Data records:

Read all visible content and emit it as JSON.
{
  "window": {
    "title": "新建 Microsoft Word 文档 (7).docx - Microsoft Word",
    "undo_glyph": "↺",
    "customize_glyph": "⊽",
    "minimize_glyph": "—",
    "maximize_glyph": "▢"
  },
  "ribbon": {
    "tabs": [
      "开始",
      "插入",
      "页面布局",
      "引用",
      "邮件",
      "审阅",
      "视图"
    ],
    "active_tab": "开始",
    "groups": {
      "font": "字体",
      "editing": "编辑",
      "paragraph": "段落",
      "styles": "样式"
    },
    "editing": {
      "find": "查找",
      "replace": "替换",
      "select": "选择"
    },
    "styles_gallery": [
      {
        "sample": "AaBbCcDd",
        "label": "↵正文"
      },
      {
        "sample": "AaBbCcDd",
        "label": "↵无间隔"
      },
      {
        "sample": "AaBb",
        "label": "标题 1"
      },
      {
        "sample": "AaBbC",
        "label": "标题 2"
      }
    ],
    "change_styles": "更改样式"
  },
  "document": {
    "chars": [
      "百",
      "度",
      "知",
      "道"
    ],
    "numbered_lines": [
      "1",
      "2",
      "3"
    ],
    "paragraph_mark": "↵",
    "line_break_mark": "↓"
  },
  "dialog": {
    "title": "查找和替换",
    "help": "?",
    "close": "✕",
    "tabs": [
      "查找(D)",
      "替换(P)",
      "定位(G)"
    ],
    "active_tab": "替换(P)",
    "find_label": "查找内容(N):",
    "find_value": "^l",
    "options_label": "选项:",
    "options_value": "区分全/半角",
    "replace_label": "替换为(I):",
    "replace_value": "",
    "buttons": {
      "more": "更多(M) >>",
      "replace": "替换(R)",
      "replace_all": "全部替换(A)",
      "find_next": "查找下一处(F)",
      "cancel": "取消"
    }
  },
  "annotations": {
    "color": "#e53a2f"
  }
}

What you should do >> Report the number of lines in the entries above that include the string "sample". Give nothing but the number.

Exercise result >> 4